→ **WHAT TO PRODUCE**:
The whole listing below should be duplicated exactly, with nothing left out.

→ **RECORDS FOR THIS TASK**:
*** Begin section ***
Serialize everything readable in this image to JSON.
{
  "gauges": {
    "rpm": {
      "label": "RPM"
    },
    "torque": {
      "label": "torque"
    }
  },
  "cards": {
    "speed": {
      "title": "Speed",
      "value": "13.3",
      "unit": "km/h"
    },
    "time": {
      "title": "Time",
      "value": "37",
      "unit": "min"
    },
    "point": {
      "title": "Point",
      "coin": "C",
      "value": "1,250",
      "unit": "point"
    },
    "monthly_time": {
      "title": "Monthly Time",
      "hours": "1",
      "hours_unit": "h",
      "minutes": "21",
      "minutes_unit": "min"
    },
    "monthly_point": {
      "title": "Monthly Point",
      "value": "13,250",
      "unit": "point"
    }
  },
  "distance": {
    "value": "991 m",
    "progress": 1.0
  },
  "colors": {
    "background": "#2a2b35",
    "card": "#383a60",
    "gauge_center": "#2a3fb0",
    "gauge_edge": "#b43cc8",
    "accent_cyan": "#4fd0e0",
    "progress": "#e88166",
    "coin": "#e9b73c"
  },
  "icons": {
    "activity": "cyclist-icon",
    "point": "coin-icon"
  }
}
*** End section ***
→ **YOUR RESPONSE**:
Serialize everything readable in this image to JSON.
{
  "gauges": {
    "rpm": {
      "label": "RPM"
    },
    "torque": {
      "label": "torque"
    }
  },
  "cards": {
    "speed": {
      "title": "Speed",
      "value": "13.3",
      "unit": "km/h"
    },
    "time": {
      "title": "Time",
      "value": "37",
      "unit": "min"
    },
    "point": {
      "title": "Point",
      "coin": "C",
      "value": "1,250",
      "unit": "point"
    },
    "monthly_time": {
      "title": "Monthly Time",
      "hours": "1",
      "hours_unit": "h",
      "minutes": "21",
      "minutes_unit": "min"
    },
    "monthly_point": {
      "title": "Monthly Point",
      "value": "13,250",
      "unit": "point"
    }
  },
  "distance": {
    "value": "991 m",
    "progress": 1.0
  },
  "colors": {
    "background": "#2a2b35",
    "card": "#383a60",
    "gauge_center": "#2a3fb0",
    "gauge_edge": "#b43cc8",
    "accent_cyan": "#4fd0e0",
    "progress": "#e88166",
    "coin": "#e9b73c"
  },
  "icons": {
    "activity": "cyclist-icon",
    "point": "coin-icon"
  }
}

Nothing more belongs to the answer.